In December 1964 he accepted the position of Full Professor of Genetics at the Faculty of Medicine of Ribeirão Preto of the University of São Paulo, in order to create a new Department of Genetics. In this capacity, Dr. Kerr was able to establish a research center of high excellence, particularly in the areas of entomological genetics and human genetics, and trained a great number of masters and doctoral students. The department included also a new research and teaching area, that of mathematical biology and biostatistics, the first of its kind in a medical school in Brazil; and was a pioneer in the use of computers in biology and medicine, particularly for genetics applied to animal husbandry.

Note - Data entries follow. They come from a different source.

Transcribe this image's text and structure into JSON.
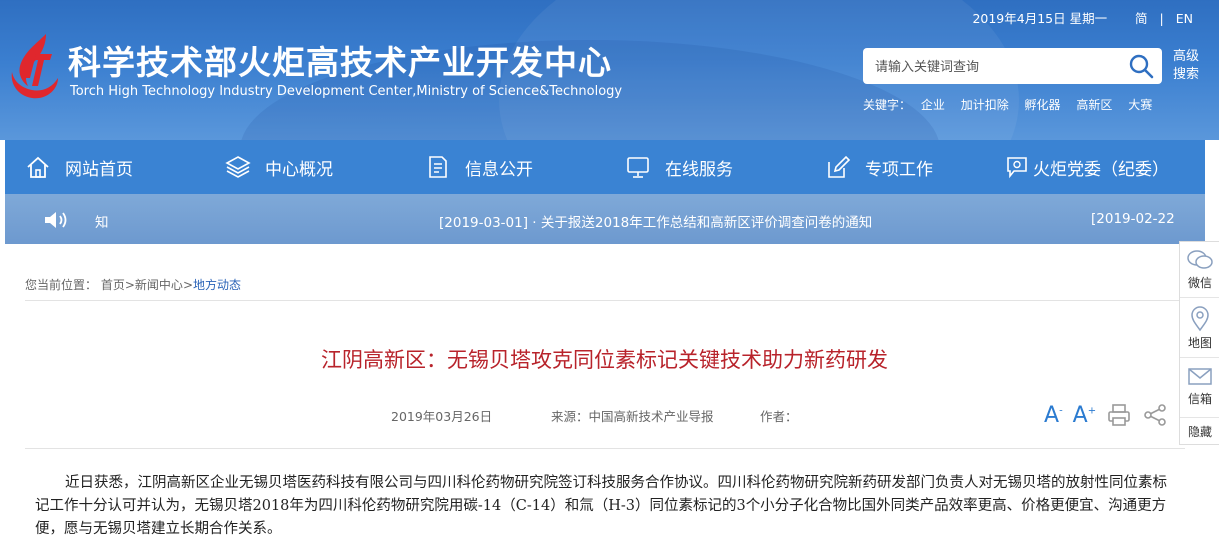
{
  "header": {
    "date": "2019年4月15日 星期一",
    "lang_simplified": "简",
    "lang_english": "EN",
    "site_title": "科学技术部火炬高技术产业开发中心",
    "site_subtitle": "Torch High Technology Industry Development Center,Ministry of Science&Technology",
    "search_placeholder": "请输入关键词查询",
    "advanced_search": "高级搜索",
    "keywords_label": "关键字：",
    "keywords": [
      "企业",
      "加计扣除",
      "孵化器",
      "高新区",
      "大赛"
    ]
  },
  "nav": {
    "items": [
      {
        "label": "网站首页",
        "icon": "home-icon"
      },
      {
        "label": "中心概况",
        "icon": "layers-icon"
      },
      {
        "label": "信息公开",
        "icon": "document-icon"
      },
      {
        "label": "在线服务",
        "icon": "monitor-icon"
      },
      {
        "label": "专项工作",
        "icon": "edit-icon"
      },
      {
        "label": "火炬党委（纪委）",
        "icon": "party-icon"
      }
    ]
  },
  "notice": {
    "label": "知",
    "item1": "[2019-03-01] · 关于报送2018年工作总结和高新区评价调查问卷的通知",
    "item2": "[2019-02-22]"
  },
  "breadcrumb": {
    "prefix": "您当前位置：",
    "home": "首页",
    "sep": ">",
    "news": "新闻中心",
    "current": "地方动态"
  },
  "article": {
    "title": "江阴高新区：无锡贝塔攻克同位素标记关键技术助力新药研发",
    "date": "2019年03月26日",
    "source": "来源：中国高新技术产业导报",
    "author": "作者：",
    "font_larger": "A",
    "font_smaller": "A",
    "body": "近日获悉，江阴高新区企业无锡贝塔医药科技有限公司与四川科伦药物研究院签订科技服务合作协议。四川科伦药物研究院新药研发部门负责人对无锡贝塔的放射性同位素标记工作十分认可并认为，无锡贝塔2018年为四川科伦药物研究院用碳-14（C-14）和氚（H-3）同位素标记的3个小分子化合物比国外同类产品效率更高、价格更便宜、沟通更方便，愿与无锡贝塔建立长期合作关系。"
  },
  "sidebar": {
    "wechat": "微信",
    "map": "地图",
    "mailbox": "信箱",
    "hide": "隐藏"
  },
  "colors": {
    "nav_bg": "#3a83d3",
    "title_red": "#b8232b",
    "link_blue": "#2b64b8"
  }
}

In all these positions he never stopped his research on Meliponini, specially the genus Melipona, which is a genus of Latin American bees that are frequently subject to the predatory action of wild honey gatherers (meleiros in Portuguese). Dr. Kerr became world famous with his research on the hybridization of the African bee and the Italian bee (Apis mellifera ligustica), which initially created a national and international stir when several African bee queens escaped inadvertently from Kerr's research apiary in Rio Claro, and colonies of African bees, which are much more aggressive than its European cousin, spread throughout the whole continent, in the process causing many attack and stinging accidents (and a few deaths), until it was thoroughly intermixed with the local bee populations; the descendants are now known as Africanized bees.

Kerr has 620 publications on various subjects. Apart from being a member of the Brazilian Academy of Sciences he is also a Foreign Associate of the National Academy of Sciences of the USA, and of the Third World Academy of Sciences. He was admitted by President Itamar Franco to the National Order of Scientific Merit at the Grã-Cruz class in 1994.

Selected papers

  • W. E. Kerr (1975). Evolution of the population structure in bees. Genetics 79: 73–84.
  • W. E. Kerr (1976). Population genetic studies in bees. 2 sex-limited genes. Evolution 30: 94–99.
  • W. E. Kerr (1987). Sex determination in bees. XXI. Number of XO-heteroalleles in a natural population of Melipona compressipes fasciculata (Apidae). Insectes Sociaux 34: 274–27.
  • W. E. Kerr & R. A. da Cunha (1990). Sex determination in bees. XXVI Masculinism of workers in the Apidae. Brazilian Journal of Genetics 13: 479–489.
  • W. E. Kerr (1992). The bee or not the bee?. The Times Literary Supplement.

See also

  • Apiology


  • Warwick Estevam Kerr Biography. Brazilian Academy of Sciences.
This article is licensed under the GNU Free Documentation License. It uses material from the Wikipedia article "Warwick_Estevam_Kerr". A list of authors is available in Wikipedia.
Your browser is not current. Microsoft Internet Explorer 6.0 does not support some functions on Chemie.DE